__WHAT THE TASK REQUIRES__:
What should come back is the data below, word for word, minus any picture.

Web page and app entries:
*-*-*

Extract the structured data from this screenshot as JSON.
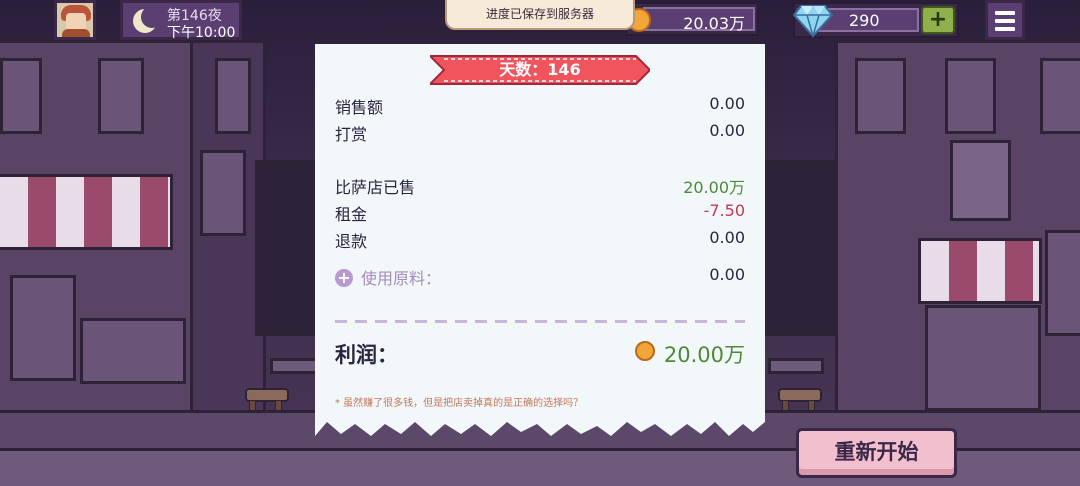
{
  "hud": {
    "day_label": "第146夜",
    "time_label": "下午10:00",
    "toast": "进度已保存到服务器",
    "coins": "20.03万",
    "gems": "290",
    "plus_label": "+"
  },
  "receipt": {
    "banner": "天数：146",
    "rows": [
      {
        "label": "销售额",
        "value": "0.00"
      },
      {
        "label": "打赏",
        "value": "0.00"
      },
      {
        "label": "比萨店已售",
        "value": "20.00万"
      },
      {
        "label": "租金",
        "value": "-7.50"
      },
      {
        "label": "退款",
        "value": "0.00"
      },
      {
        "label": "使用原料：",
        "value": "0.00"
      }
    ],
    "profit_label": "利润：",
    "profit_value": "20.00万",
    "footnote": "* 虽然赚了很多钱，但是把店卖掉真的是正确的选择吗？"
  },
  "restart_label": "重新开始",
  "colors": {
    "positive": "#4e8a36",
    "negative": "#c23a52",
    "banner": "#f0555e",
    "restart": "#f2bfcf"
  },
  "icons": [
    "moon-icon",
    "coin-icon",
    "gem-icon",
    "menu-icon",
    "add-icon"
  ]
}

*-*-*

__TASK RESULT__:
Extract the structured data from this screenshot as JSON.
{
  "hud": {
    "day_label": "第146夜",
    "time_label": "下午10:00",
    "toast": "进度已保存到服务器",
    "coins": "20.03万",
    "gems": "290",
    "plus_label": "+"
  },
  "receipt": {
    "banner": "天数：146",
    "rows": [
      {
        "label": "销售额",
        "value": "0.00"
      },
      {
        "label": "打赏",
        "value": "0.00"
      },
      {
        "label": "比萨店已售",
        "value": "20.00万"
      },
      {
        "label": "租金",
        "value": "-7.50"
      },
      {
        "label": "退款",
        "value": "0.00"
      },
      {
        "label": "使用原料：",
        "value": "0.00"
      }
    ],
    "profit_label": "利润：",
    "profit_value": "20.00万",
    "footnote": "* 虽然赚了很多钱，但是把店卖掉真的是正确的选择吗？"
  },
  "restart_label": "重新开始",
  "colors": {
    "positive": "#4e8a36",
    "negative": "#c23a52",
    "banner": "#f0555e",
    "restart": "#f2bfcf"
  },
  "icons": [
    "moon-icon",
    "coin-icon",
    "gem-icon",
    "menu-icon",
    "add-icon"
  ]
}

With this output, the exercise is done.